Vitamin D deficiency is associated with cancer, cardiovascular disease and osteoporosis, but mixed results have been obtained from clinical trials of vitamin D supplements. A recent study that found ties between the vitamin and gut bacteria’s active type may help understand why.
For high immunity and preserving healthy bones and teeth, vitamin D is essential.
Despite these correlations, there has been conflicting evidence for the benefits of widespread vitamin D supplementation in otherwise healthy individuals to prevent disease.
A major clinical trial, for instance, found no proof that a vitamin D supplement in older adults reduced cardiovascular disease and cancer. No evidence was found in another study that taking a supplement improved bone health.
Health experts have been puzzled by this apparent lack of health benefits from widespread vitamin D supplementation.
A plausible explanation has now been discovered by scientists at the University of California (UC) San Diego in La Jolla. In Nature Communications, their results appear.
In order to transform inactive vitamin D into its active, health-promoting form, the paper suggests that gut bacteria can play a vital role.
Stores of inactive vitamin D
They calculate serum levels of the inactive precursor when healthcare professionals and medical researchers want to assess the vitamin D status of a person, since this represents how much vitamin D the body stores.
However, rather than how much of it is processed, the key factor could be how the vitamin is metabolized.
The UC San Diego researchers found that its levels associated with the diversity of the population of bacteria living in their gut, or gut microbiome, when calculating how much active vitamin D older males had in their blood.
Active vitamin D levels were also associated with the amount of “friendly bacteria in their gut.
By comparison, the inactive precursor form of the vitamin and the bacterial diversity or pleasant bacteria were not strongly associated.
“We were surprised to find that the diversity of microbiomes, the variety of types of bacteria in the gut of a person, was closely associated with active vitamin D but not the form of the precursor,” says senior study author Dr. Deborah Kado, director of UC San Diego Health’s Osteoporosis Clinic.
“Greater diversity of gut microbiomes is thought to be associated in general with better health,” she says.
Even after adjusting for factors known to determine microbial diversity, the association between microbial diversity and active vitamin D persisted. This included the age of the participants, where they lived, their racial origin, and their antibiotic use in the United States.
In fact, the levels of active vitamin D in the participants correlated even more strongly with the diversity of microbiomes than any of these other factors.

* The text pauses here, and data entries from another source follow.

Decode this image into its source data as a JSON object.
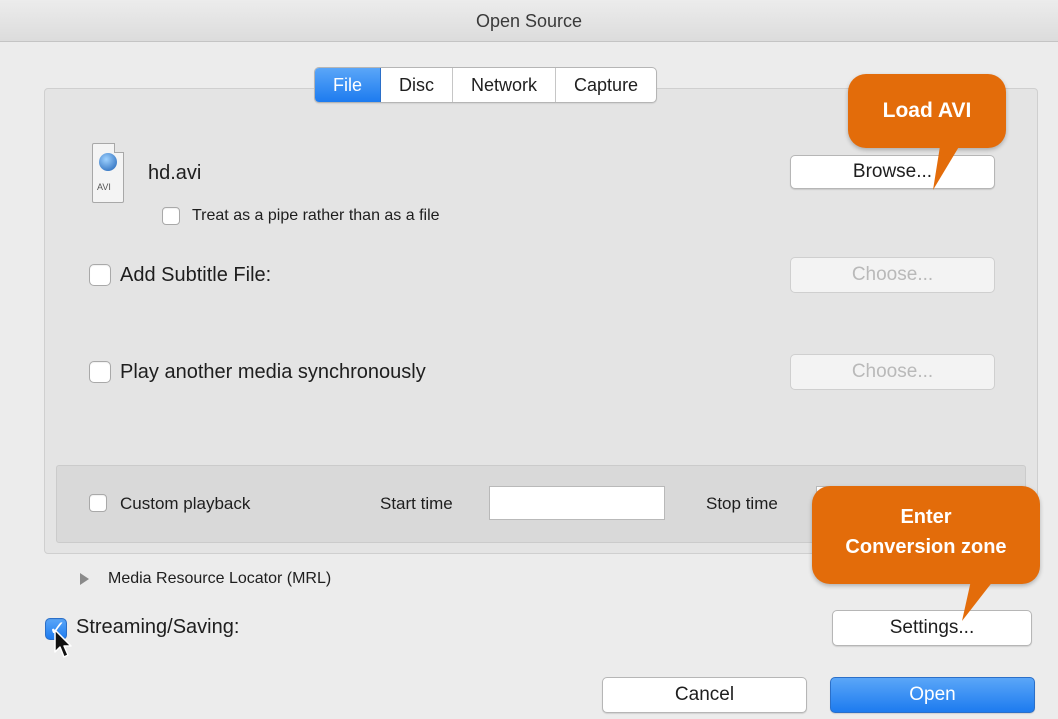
{
  "window": {
    "title": "Open Source"
  },
  "tabs": [
    {
      "label": "File",
      "active": true
    },
    {
      "label": "Disc",
      "active": false
    },
    {
      "label": "Network",
      "active": false
    },
    {
      "label": "Capture",
      "active": false
    }
  ],
  "file": {
    "icon": "avi-file-icon",
    "icon_ext": "AVI",
    "name": "hd.avi",
    "browse_label": "Browse...",
    "pipe_label": "Treat as a pipe rather than as a file",
    "pipe_checked": false
  },
  "subtitle": {
    "label": "Add Subtitle File:",
    "checked": false,
    "choose_label": "Choose..."
  },
  "sync": {
    "label": "Play another media synchronously",
    "checked": false,
    "choose_label": "Choose..."
  },
  "playback": {
    "custom_label": "Custom playback",
    "custom_checked": false,
    "start_label": "Start time",
    "start_value": "",
    "stop_label": "Stop time",
    "stop_value": ""
  },
  "mrl": {
    "label": "Media Resource Locator (MRL)",
    "expanded": false
  },
  "streaming": {
    "label": "Streaming/Saving:",
    "checked": true,
    "settings_label": "Settings..."
  },
  "footer": {
    "cancel_label": "Cancel",
    "open_label": "Open"
  },
  "callouts": {
    "load": "Load AVI",
    "enter_line1": "Enter",
    "enter_line2": "Conversion zone",
    "color": "#e36c0a"
  },
  "colors": {
    "accent": "#1d7bef",
    "window_bg": "#ececec"
  }
}
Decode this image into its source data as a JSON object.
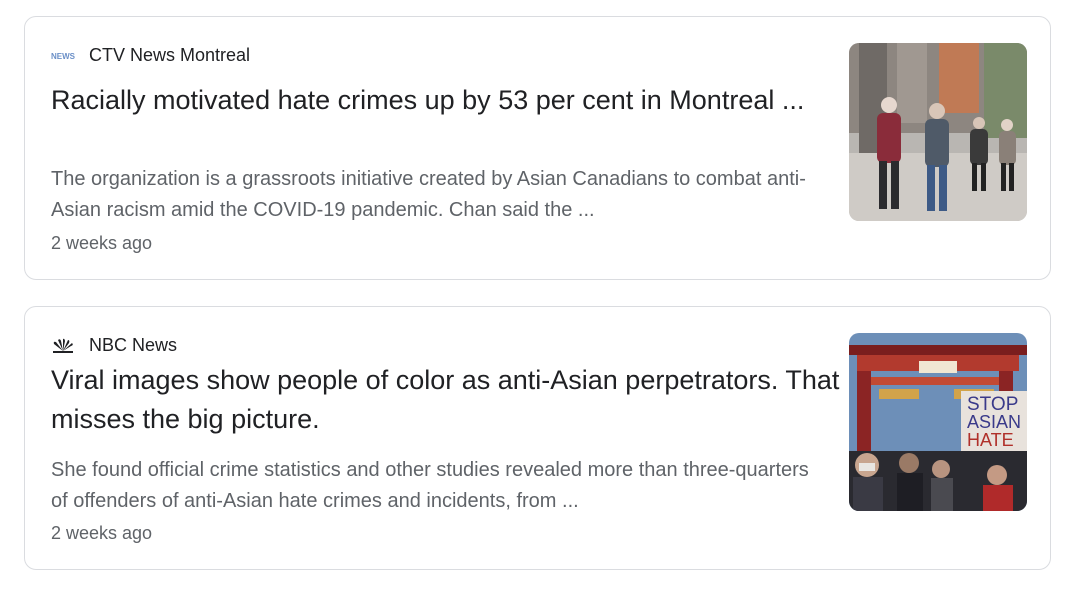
{
  "articles": [
    {
      "source": "CTV News Montreal",
      "source_icon": "ctv-news-logo-icon",
      "headline": "Racially motivated hate crimes up by 53 per cent in Montreal ...",
      "snippet": "The organization is a grassroots initiative created by Asian Canadians to combat anti-Asian racism amid the COVID-19 pandemic. Chan said the ...",
      "age": "2 weeks ago",
      "thumbnail": "people-walking-masks-street-photo"
    },
    {
      "source": "NBC News",
      "source_icon": "nbc-peacock-logo-icon",
      "headline": "Viral images show people of color as anti-Asian perpetrators. That misses the big picture.",
      "snippet": "She found official crime statistics and other studies revealed more than three-quarters of offenders of anti-Asian hate crimes and incidents, from ...",
      "age": "2 weeks ago",
      "thumbnail": "stop-asian-hate-protest-photo",
      "thumbnail_text": "STOP ASIAN HATE"
    }
  ]
}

This is especially remarkable considering that through the action of ultraviolet light on their skin, people who live in sunnier areas, such as California, can synthesize more of their own vitamin D.
“It seems like it does not matter how much vitamin D you get through sunlight or supplementation, nor how much your body can store.”
– Dr. Deborah Kado
“It’s important how well your body can metabolize this into active vitamin D, and perhaps that’s what clinical trials need to measure in order to get a more accurate picture of the role of the vitamin in health,” explains Dr. Kado.
The researchers say further studies are needed to study the role of bacteria in the metabolism of vitamin D. They speculate that modifying the microbiota of patients could increase current bone density enhancement therapies, and probably other health outcomes.
In a study called the Osteoporotic Fractures in Men Study, the team analyzed stool and blood samples from 567 men living in six U.S. cities (MrOS).
The average age of the participants was 84 years and most indicated that they were in good or excellent health.
To classify and quantify bacteria in the stool samples, the researchers sequenced copies of a bacterial gene that delineates various species.
They also assessed the concentrations in the blood samples of three vitamin D metabolites-the precursor, the active vitamin, and a breakdown product.
Reporting their results, the authors write:
“The significant correlation between amplified vitamin D activation and greater individual stool microbial diversity supports the idea that increased microbial diversity reflects a healthy state.”
Not only did males with the highest levels of active vitamin D in their blood have the greatest microbiome diversity, but also their gut harbored more friendly bacterial species that produce butyrate.
There are a wide variety of possible health benefits to this short-chain fatty acid, which certain forms of bacteria in the colon produce as they eat fiber. Research shows that for example, butyrate helps prevent colon cancer, reduce blood cholesterol, and fight insulin resistance.
Cause or effect?
The authors emphasize that their study was unable to establish whether high levels of active vitamin D allow the production of butyrate-producing bacteria or whether these bacteria facilitate the conversion of the vitamin into its active form.
The research could not by the same way show that providing a more diverse gut microbiome contributes to improved metabolism of vitamin D. It discovered just a relation between the two.
Another limitation of the research was that the respondents were mostly older white males.
Moreover, approximately 75 percent of them reported taking some type of vitamin D supplement. The normative definition of vitamin D deficiency was met by just 7 percent of all participants.
Therefore the results of the study may not be true for other groups, for individuals who do not take the supplement, or for those identified as vitamin deficient.